Today’s reading is the last of the resurrection appearances in John’s Gospel. It says that the disciples went fishing all night long, in darkness. So we have the darkness of sorrow, the darkness of fear, and now we have the darkness of ignorance. These disciples, who have encountered the risen Lord, still don’t get what this is all about. It is that common theme we hear throughout the Gospel readings of the disciples not understanding what Jesus is talking about. So even though they have met the risen Lord twice, and have heard from Mary Magdalene about Jesus coming back, they still act as if nothing has changed in their lives, as if this life transforming event—someone rising from the dead and coming to them—means nothing. They return to Galilee, and they return to their work as if nothing has changed.
Then Jesus shows up. What is interesting is that the other stories do not talk about the light. When Mary Magdalene is meeting Jesus in the garden while it is still dark, it does not say that Jesus appeared and that the day had broken or the sun had risen. We can assume that she is still in that darkness. But here it says just after daybreak. In this final story we begin to see that things are changing. Just after daybreak the light is beginning to enter in. Peter hears, finally, and this seems to change his life. He needs to do something in response to this Good News. He is sent to go and feed and tend and care for God’s children in this world. He is sent to be Christ’s body in this world, to be that light that John testified to in the very first chapter, the light that Jesus said he was. That light is now being passed along to Peter and the other disciples to take out into the world.
At the 9:30 service today we are going to baptize the newest member of the Body of Christ. After I have poured the water on, the Deacon will take a candle and will light it from the Pascal candle. The Pascal candle is the representation and symbol of the light of Christ in the midst of us. So the Deacon will take that candle, light it from the Pascal candle and hand it to the baptismal candidate and say, “Take this out into the world to the glory of God.” It is now your job, as a baptized member of the Body of Christ, to take this light of Christ and help this world that lives in such darkness to experience the day breaking, to experience the sun rising, that light of love Jesus asks Peter about: Do you love me? Then go share that love through care of others. Do you love me? Then go tend others. Do you love me? Then go feed others. Go express that love in concrete ways, go bring that light to this world to the glory of God.
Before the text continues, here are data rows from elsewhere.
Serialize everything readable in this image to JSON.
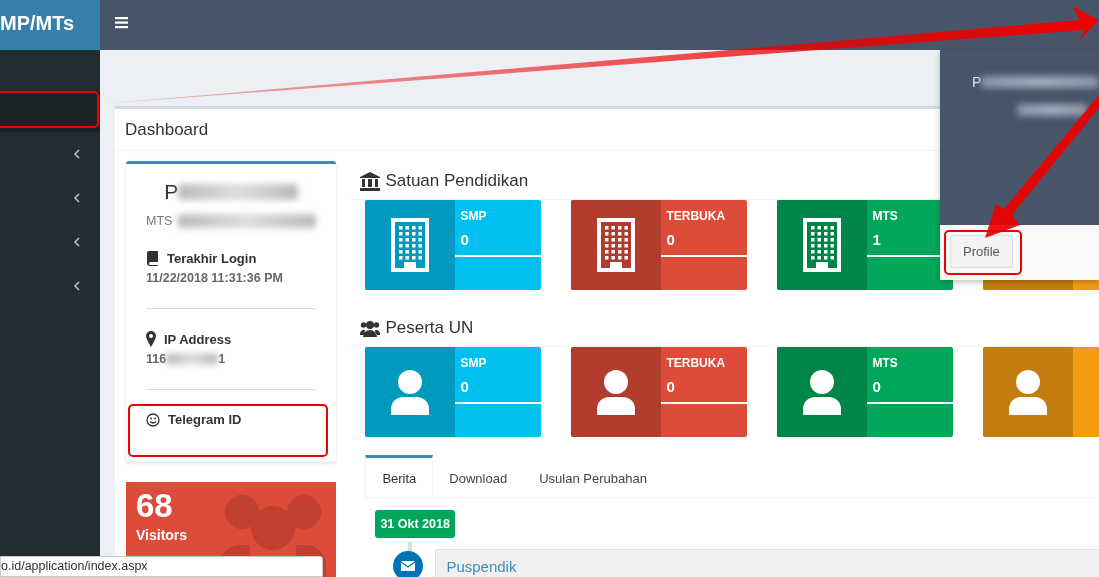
{
  "brand": "MP/MTs",
  "sidebar": {
    "items": [
      {
        "kind": "plain"
      },
      {
        "kind": "submenu"
      },
      {
        "kind": "submenu"
      },
      {
        "kind": "submenu"
      },
      {
        "kind": "submenu"
      }
    ]
  },
  "page_title": "Dashboard",
  "profile": {
    "name": "P",
    "school": "MTS",
    "fields": [
      {
        "kind": "login",
        "label": "Terakhir Login",
        "value": "11/22/2018 11:31:36 PM"
      },
      {
        "kind": "ip",
        "label": "IP Address",
        "value_start": "116",
        "value_end": "1"
      },
      {
        "kind": "telegram",
        "label": "Telegram ID"
      }
    ]
  },
  "visitors": {
    "count": "68",
    "label": "Visitors"
  },
  "sections": [
    {
      "kind": "school",
      "title": "Satuan Pendidikan",
      "tiles": [
        {
          "label": "SMP",
          "value": "0",
          "color": "#00c0ef"
        },
        {
          "label": "TERBUKA",
          "value": "0",
          "color": "#dd4b39"
        },
        {
          "label": "MTS",
          "value": "1",
          "color": "#00a65a"
        },
        {
          "color": "#f39c12"
        }
      ]
    },
    {
      "kind": "people",
      "title": "Peserta UN",
      "tiles": [
        {
          "label": "SMP",
          "value": "0",
          "color": "#00c0ef"
        },
        {
          "label": "TERBUKA",
          "value": "0",
          "color": "#dd4b39"
        },
        {
          "label": "MTS",
          "value": "0",
          "color": "#00a65a"
        },
        {
          "color": "#f39c12"
        }
      ]
    }
  ],
  "tabs": [
    {
      "label": "Berita",
      "selected": true
    },
    {
      "label": "Download",
      "selected": false
    },
    {
      "label": "Usulan Perubahan",
      "selected": false
    }
  ],
  "timeline": {
    "date": "31 Okt 2018",
    "items": [
      {
        "title": "Puspendik"
      }
    ]
  },
  "user_menu": {
    "name": "P",
    "button": "Profile"
  },
  "status_url": "o.id/application/index.aspx"
}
That is the Good News that we are celebrating, that Good News that we have been invited into. Carry that light with Peter and the other disciples, and experience and bring forth the break of day.